Write the data out verbatim.

Website and app data records
________________
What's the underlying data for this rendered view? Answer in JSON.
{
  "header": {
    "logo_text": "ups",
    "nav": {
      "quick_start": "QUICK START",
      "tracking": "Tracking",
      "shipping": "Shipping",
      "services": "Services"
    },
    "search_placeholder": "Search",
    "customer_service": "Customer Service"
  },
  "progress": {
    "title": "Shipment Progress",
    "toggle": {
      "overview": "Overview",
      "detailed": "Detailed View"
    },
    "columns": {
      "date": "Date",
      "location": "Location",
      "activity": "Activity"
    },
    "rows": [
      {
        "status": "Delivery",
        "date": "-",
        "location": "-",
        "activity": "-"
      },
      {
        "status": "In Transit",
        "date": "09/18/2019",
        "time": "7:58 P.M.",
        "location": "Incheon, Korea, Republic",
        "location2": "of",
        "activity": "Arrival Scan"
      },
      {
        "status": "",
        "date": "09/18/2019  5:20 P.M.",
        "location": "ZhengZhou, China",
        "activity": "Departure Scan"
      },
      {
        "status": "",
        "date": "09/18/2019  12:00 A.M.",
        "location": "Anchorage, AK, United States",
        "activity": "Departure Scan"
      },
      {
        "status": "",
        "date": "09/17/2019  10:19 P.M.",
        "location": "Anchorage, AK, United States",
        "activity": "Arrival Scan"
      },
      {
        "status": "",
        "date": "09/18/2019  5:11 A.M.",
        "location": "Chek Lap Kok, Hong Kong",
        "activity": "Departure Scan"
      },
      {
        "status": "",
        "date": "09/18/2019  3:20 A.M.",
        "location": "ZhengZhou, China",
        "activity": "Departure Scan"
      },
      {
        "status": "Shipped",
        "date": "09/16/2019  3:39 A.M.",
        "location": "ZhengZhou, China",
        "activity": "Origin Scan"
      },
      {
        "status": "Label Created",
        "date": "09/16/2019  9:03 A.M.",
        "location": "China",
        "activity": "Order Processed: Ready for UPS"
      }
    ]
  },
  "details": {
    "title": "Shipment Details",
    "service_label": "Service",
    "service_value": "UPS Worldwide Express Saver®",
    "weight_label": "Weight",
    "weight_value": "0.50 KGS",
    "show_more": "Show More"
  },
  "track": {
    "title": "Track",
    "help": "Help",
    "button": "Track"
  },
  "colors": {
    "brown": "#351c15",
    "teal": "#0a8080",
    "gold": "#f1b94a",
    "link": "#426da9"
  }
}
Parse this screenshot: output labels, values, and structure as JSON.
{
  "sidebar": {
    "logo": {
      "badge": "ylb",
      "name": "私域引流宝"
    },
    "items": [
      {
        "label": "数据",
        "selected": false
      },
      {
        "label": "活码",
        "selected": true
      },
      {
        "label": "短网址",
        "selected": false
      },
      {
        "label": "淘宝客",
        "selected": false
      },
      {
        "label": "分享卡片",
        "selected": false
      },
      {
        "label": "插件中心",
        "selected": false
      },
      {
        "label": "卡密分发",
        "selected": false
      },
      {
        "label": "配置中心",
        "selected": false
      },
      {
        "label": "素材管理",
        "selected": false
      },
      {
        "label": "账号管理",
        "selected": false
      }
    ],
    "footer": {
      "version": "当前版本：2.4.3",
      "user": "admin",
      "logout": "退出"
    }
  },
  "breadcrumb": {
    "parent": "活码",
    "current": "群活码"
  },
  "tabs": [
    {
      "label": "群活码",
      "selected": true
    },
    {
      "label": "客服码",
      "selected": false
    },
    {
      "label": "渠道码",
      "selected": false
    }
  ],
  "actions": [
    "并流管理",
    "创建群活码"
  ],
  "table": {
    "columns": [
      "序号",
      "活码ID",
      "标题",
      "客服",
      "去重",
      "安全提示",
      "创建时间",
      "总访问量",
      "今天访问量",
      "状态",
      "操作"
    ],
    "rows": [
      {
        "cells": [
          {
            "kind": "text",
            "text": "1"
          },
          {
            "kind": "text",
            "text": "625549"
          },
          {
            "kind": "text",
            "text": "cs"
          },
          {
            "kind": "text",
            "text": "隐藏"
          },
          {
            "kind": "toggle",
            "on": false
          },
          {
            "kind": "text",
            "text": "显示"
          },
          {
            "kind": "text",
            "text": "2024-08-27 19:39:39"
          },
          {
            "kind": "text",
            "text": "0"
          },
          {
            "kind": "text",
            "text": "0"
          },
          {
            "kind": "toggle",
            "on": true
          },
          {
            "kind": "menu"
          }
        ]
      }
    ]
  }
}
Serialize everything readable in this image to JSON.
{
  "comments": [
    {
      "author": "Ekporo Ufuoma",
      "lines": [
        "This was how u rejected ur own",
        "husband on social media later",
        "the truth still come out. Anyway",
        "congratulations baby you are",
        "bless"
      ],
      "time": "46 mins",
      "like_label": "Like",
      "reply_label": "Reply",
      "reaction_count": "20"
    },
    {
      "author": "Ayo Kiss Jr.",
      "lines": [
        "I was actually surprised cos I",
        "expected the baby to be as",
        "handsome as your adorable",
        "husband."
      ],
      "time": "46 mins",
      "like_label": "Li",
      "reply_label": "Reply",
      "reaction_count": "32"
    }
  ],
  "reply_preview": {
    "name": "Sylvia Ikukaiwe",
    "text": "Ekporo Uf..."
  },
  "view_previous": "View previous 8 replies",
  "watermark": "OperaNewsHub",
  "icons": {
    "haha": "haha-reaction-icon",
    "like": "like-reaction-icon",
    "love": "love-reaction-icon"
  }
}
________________
### PROBLEM SOLUTION
What's the underlying data for this rendered view? Answer in JSON.
{
  "header": {
    "logo_text": "ups",
    "nav": {
      "quick_start": "QUICK START",
      "tracking": "Tracking",
      "shipping": "Shipping",
      "services": "Services"
    },
    "search_placeholder": "Search",
    "customer_service": "Customer Service"
  },
  "progress": {
    "title": "Shipment Progress",
    "toggle": {
      "overview": "Overview",
      "detailed": "Detailed View"
    },
    "columns": {
      "date": "Date",
      "location": "Location",
      "activity": "Activity"
    },
    "rows": [
      {
        "status": "Delivery",
        "date": "-",
        "location": "-",
        "activity": "-"
      },
      {
        "status": "In Transit",
        "date": "09/18/2019",
        "time": "7:58 P.M.",
        "location": "Incheon, Korea, Republic",
        "location2": "of",
        "activity": "Arrival Scan"
      },
      {
        "status": "",
        "date": "09/18/2019  5:20 P.M.",
        "location": "ZhengZhou, China",
        "activity": "Departure Scan"
      },
      {
        "status": "",
        "date": "09/18/2019  12:00 A.M.",
        "location": "Anchorage, AK, United States",
        "activity": "Departure Scan"
      },
      {
        "status": "",
        "date": "09/17/2019  10:19 P.M.",
        "location": "Anchorage, AK, United States",
        "activity": "Arrival Scan"
      },
      {
        "status": "",
        "date": "09/18/2019  5:11 A.M.",
        "location": "Chek Lap Kok, Hong Kong",
        "activity": "Departure Scan"
      },
      {
        "status": "",
        "date": "09/18/2019  3:20 A.M.",
        "location": "ZhengZhou, China",
        "activity": "Departure Scan"
      },
      {
        "status": "Shipped",
        "date": "09/16/2019  3:39 A.M.",
        "location": "ZhengZhou, China",
        "activity": "Origin Scan"
      },
      {
        "status": "Label Created",
        "date": "09/16/2019  9:03 A.M.",
        "location": "China",
        "activity": "Order Processed: Ready for UPS"
      }
    ]
  },
  "details": {
    "title": "Shipment Details",
    "service_label": "Service",
    "service_value": "UPS Worldwide Express Saver®",
    "weight_label": "Weight",
    "weight_value": "0.50 KGS",
    "show_more": "Show More"
  },
  "track": {
    "title": "Track",
    "help": "Help",
    "button": "Track"
  },
  "colors": {
    "brown": "#351c15",
    "teal": "#0a8080",
    "gold": "#f1b94a",
    "link": "#426da9"
  }
}
Parse this screenshot: output labels, values, and structure as JSON.
{
  "sidebar": {
    "logo": {
      "badge": "ylb",
      "name": "私域引流宝"
    },
    "items": [
      {
        "label": "数据",
        "selected": false
      },
      {
        "label": "活码",
        "selected": true
      },
      {
        "label": "短网址",
        "selected": false
      },
      {
        "label": "淘宝客",
        "selected": false
      },
      {
        "label": "分享卡片",
        "selected": false
      },
      {
        "label": "插件中心",
        "selected": false
      },
      {
        "label": "卡密分发",
        "selected": false
      },
      {
        "label": "配置中心",
        "selected": false
      },
      {
        "label": "素材管理",
        "selected": false
      },
      {
        "label": "账号管理",
        "selected": false
      }
    ],
    "footer": {
      "version": "当前版本：2.4.3",
      "user": "admin",
      "logout": "退出"
    }
  },
  "breadcrumb": {
    "parent": "活码",
    "current": "群活码"
  },
  "tabs": [
    {
      "label": "群活码",
      "selected": true
    },
    {
      "label": "客服码",
      "selected": false
    },
    {
      "label": "渠道码",
      "selected": false
    }
  ],
  "actions": [
    "并流管理",
    "创建群活码"
  ],
  "table": {
    "columns": [
      "序号",
      "活码ID",
      "标题",
      "客服",
      "去重",
      "安全提示",
      "创建时间",
      "总访问量",
      "今天访问量",
      "状态",
      "操作"
    ],
    "rows": [
      {
        "cells": [
          {
            "kind": "text",
            "text": "1"
          },
          {
            "kind": "text",
            "text": "625549"
          },
          {
            "kind": "text",
            "text": "cs"
          },
          {
            "kind": "text",
            "text": "隐藏"
          },
          {
            "kind": "toggle",
            "on": false
          },
          {
            "kind": "text",
            "text": "显示"
          },
          {
            "kind": "text",
            "text": "2024-08-27 19:39:39"
          },
          {
            "kind": "text",
            "text": "0"
          },
          {
            "kind": "text",
            "text": "0"
          },
          {
            "kind": "toggle",
            "on": true
          },
          {
            "kind": "menu"
          }
        ]
      }
    ]
  }
}
Serialize everything readable in this image to JSON.
{
  "comments": [
    {
      "author": "Ekporo Ufuoma",
      "lines": [
        "This was how u rejected ur own",
        "husband on social media later",
        "the truth still come out. Anyway",
        "congratulations baby you are",
        "bless"
      ],
      "time": "46 mins",
      "like_label": "Like",
      "reply_label": "Reply",
      "reaction_count": "20"
    },
    {
      "author": "Ayo Kiss Jr.",
      "lines": [
        "I was actually surprised cos I",
        "expected the baby to be as",
        "handsome as your adorable",
        "husband."
      ],
      "time": "46 mins",
      "like_label": "Li",
      "reply_label": "Reply",
      "reaction_count": "32"
    }
  ],
  "reply_preview": {
    "name": "Sylvia Ikukaiwe",
    "text": "Ekporo Uf..."
  },
  "view_previous": "View previous 8 replies",
  "watermark": "OperaNewsHub",
  "icons": {
    "haha": "haha-reaction-icon",
    "like": "like-reaction-icon",
    "love": "love-reaction-icon"
  }
}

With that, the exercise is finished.